> The problem: Please return every line of the records below that contains the word "Mesh".

> Extracted entries:
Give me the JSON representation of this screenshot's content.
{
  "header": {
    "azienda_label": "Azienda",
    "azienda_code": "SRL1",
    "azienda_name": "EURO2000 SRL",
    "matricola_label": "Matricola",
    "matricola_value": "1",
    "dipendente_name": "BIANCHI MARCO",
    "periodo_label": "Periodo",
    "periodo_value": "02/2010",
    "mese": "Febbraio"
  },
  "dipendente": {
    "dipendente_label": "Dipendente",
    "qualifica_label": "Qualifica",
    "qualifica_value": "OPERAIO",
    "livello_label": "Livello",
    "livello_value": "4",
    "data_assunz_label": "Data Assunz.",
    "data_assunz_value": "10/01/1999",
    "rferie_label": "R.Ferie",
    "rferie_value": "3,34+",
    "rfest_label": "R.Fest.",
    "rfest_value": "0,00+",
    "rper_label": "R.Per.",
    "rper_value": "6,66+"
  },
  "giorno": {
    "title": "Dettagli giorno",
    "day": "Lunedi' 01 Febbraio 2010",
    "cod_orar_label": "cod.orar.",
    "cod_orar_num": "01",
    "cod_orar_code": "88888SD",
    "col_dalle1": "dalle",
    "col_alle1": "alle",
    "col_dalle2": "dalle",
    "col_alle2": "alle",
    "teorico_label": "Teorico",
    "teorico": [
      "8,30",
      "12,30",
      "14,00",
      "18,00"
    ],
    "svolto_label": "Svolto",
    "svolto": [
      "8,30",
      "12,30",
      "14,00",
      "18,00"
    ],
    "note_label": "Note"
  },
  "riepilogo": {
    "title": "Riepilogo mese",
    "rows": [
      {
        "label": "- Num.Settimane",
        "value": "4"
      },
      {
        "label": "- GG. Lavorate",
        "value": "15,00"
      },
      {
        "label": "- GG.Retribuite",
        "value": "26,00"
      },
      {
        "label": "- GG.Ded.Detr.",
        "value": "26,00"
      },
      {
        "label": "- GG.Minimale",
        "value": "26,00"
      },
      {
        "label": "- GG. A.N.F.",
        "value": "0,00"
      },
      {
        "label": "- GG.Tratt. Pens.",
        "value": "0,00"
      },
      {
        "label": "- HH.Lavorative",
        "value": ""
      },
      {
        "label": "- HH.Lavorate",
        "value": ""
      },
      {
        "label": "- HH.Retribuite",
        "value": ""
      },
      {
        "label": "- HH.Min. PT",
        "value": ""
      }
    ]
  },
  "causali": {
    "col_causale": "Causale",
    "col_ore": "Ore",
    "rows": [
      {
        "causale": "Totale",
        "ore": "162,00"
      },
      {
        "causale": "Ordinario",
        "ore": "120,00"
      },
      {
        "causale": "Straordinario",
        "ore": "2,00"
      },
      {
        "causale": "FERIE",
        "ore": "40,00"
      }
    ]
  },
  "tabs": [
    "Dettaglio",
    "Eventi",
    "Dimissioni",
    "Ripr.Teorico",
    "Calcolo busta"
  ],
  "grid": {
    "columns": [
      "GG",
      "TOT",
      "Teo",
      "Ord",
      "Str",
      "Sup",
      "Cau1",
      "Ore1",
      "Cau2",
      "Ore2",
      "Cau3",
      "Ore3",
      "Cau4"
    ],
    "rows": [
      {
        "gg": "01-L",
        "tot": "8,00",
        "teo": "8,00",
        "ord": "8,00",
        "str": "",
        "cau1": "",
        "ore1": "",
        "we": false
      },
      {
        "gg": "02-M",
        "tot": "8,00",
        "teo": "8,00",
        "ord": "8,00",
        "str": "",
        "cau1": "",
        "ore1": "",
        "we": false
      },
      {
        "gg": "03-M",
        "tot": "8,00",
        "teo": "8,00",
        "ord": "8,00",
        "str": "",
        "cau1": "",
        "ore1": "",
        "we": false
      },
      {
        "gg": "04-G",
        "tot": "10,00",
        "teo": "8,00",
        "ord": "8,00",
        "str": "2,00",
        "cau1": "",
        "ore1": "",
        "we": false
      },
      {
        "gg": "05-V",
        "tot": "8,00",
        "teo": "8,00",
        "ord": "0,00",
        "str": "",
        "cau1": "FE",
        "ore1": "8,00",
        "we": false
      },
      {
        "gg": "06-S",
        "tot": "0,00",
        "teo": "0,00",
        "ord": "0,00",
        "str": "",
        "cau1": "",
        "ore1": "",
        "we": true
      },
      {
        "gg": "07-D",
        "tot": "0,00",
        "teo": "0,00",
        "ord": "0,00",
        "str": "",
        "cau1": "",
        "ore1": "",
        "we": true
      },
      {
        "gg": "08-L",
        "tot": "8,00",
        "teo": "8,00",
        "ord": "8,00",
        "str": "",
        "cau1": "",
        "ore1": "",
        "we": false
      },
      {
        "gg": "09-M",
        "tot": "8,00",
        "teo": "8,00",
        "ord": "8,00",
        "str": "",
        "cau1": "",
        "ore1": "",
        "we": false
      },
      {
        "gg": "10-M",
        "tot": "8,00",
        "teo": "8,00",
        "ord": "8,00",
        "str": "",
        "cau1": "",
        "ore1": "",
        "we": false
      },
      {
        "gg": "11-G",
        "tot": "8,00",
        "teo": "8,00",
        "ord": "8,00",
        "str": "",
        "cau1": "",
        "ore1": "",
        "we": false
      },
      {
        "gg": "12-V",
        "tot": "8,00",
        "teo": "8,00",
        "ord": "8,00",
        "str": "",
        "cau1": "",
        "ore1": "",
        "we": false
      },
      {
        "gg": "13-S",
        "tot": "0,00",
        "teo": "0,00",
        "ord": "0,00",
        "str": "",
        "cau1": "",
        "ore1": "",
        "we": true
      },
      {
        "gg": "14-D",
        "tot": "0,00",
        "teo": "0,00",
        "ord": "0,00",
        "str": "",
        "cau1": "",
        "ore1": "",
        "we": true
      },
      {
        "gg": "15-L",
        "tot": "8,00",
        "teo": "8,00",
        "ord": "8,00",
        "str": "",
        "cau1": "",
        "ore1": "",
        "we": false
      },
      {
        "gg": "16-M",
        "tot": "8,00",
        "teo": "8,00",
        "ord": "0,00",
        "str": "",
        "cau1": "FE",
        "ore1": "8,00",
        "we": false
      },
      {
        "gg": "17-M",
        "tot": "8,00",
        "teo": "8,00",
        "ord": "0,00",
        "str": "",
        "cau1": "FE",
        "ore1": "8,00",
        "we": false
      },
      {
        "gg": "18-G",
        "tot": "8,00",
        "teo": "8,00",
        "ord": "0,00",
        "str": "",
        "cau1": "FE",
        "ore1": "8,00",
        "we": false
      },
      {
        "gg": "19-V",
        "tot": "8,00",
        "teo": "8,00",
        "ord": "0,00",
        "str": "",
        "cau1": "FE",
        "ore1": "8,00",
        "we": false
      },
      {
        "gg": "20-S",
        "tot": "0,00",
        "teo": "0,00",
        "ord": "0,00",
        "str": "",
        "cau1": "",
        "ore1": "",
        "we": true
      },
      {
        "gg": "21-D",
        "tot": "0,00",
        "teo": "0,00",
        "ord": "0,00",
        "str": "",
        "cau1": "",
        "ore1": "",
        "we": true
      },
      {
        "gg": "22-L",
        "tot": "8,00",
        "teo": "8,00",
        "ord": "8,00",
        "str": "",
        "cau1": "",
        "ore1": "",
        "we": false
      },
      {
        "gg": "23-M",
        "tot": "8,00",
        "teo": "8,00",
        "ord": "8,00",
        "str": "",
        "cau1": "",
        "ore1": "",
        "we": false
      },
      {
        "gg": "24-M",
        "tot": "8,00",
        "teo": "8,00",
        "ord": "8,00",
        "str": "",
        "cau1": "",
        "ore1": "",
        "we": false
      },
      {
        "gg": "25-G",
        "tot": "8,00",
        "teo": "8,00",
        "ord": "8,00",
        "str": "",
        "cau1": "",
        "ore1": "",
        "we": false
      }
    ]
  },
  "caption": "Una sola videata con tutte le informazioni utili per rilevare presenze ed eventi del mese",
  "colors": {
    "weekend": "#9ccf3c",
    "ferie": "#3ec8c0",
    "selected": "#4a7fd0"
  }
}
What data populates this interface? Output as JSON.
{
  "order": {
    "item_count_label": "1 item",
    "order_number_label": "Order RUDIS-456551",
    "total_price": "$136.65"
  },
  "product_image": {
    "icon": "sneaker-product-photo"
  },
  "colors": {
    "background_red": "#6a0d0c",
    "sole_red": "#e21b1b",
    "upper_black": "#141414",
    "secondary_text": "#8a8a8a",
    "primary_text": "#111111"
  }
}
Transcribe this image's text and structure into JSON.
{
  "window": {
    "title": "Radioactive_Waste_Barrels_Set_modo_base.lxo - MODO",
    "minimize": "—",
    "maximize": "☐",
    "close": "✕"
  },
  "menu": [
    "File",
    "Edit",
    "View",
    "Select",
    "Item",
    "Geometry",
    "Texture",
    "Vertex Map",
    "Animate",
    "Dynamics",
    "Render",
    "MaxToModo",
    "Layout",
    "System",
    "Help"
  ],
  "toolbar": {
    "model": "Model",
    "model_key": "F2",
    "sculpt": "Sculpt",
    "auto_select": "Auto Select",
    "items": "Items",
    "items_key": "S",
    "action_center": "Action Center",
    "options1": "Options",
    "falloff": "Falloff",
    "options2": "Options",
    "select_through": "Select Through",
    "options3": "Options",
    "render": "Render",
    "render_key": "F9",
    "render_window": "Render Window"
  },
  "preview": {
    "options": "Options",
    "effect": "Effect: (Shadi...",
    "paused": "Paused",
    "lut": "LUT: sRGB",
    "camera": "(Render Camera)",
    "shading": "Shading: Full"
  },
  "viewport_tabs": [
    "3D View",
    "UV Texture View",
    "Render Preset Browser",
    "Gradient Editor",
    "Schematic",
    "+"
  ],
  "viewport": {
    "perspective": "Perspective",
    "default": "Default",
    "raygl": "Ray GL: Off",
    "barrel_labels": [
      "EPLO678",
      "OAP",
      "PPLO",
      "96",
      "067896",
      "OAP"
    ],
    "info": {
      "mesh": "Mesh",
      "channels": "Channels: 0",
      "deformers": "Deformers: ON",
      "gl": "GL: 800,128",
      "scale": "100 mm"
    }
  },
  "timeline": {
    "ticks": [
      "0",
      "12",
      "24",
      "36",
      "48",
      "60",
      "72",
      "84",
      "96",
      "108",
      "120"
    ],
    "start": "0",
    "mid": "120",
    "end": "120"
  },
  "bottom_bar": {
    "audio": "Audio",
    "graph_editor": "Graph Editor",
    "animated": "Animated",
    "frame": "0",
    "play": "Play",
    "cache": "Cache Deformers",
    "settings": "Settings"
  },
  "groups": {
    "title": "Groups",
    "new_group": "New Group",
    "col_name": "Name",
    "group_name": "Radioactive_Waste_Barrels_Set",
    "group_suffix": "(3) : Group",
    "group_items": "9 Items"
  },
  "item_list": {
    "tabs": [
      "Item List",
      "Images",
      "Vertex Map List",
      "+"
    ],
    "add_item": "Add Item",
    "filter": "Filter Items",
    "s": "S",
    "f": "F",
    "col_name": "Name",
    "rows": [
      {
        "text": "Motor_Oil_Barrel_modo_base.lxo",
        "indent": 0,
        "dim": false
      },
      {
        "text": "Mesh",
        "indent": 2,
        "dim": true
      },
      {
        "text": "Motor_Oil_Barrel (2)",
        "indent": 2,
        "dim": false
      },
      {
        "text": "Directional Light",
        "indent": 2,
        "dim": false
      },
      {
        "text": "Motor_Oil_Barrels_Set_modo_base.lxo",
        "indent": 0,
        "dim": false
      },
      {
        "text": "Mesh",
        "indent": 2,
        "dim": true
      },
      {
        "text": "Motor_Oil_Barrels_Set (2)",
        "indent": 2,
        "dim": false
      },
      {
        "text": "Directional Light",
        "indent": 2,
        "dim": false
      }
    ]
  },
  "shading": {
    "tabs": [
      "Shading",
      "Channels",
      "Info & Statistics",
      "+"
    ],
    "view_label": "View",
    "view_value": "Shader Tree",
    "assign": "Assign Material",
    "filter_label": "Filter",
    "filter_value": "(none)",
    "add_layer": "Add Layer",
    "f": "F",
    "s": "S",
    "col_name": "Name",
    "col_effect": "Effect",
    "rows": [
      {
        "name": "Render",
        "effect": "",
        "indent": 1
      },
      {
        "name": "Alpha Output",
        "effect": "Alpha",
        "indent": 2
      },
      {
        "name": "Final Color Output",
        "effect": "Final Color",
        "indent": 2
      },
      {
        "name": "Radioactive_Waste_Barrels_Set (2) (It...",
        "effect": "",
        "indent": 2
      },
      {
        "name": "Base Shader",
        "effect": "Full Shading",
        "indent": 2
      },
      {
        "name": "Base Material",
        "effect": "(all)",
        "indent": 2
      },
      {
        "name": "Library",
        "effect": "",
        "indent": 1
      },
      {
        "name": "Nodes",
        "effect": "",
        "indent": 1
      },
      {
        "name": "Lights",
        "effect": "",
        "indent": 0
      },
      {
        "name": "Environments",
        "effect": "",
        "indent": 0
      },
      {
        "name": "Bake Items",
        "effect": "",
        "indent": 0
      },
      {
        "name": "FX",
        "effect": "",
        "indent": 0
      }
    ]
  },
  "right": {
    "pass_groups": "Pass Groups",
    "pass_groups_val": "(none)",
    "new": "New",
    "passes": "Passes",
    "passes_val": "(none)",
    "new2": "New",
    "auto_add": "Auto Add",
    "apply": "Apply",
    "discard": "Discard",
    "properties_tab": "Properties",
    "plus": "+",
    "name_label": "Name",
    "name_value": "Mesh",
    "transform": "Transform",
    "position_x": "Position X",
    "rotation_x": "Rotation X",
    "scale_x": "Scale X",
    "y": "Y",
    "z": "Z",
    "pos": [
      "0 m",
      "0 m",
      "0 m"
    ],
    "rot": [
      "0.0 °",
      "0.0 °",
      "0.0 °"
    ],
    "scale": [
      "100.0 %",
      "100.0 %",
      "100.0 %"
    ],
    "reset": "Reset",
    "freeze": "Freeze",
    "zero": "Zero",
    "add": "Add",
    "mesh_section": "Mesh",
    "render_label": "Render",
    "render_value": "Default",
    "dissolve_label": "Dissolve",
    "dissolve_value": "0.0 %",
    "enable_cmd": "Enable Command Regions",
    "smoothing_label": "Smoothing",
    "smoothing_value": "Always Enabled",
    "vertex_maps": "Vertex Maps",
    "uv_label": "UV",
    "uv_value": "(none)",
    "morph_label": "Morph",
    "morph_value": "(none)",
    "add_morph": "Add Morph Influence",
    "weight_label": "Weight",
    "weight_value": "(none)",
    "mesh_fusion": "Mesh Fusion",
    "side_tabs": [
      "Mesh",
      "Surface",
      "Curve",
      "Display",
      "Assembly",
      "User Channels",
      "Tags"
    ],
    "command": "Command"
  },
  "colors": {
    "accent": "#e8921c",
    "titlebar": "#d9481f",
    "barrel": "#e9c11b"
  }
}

> Output:
      "mesh": "Mesh",
        "text": "Mesh",
        "text": "Mesh",
    "name_value": "Mesh",
    "mesh_section": "Mesh",
    "mesh_fusion": "Mesh Fusion",
      "Mesh",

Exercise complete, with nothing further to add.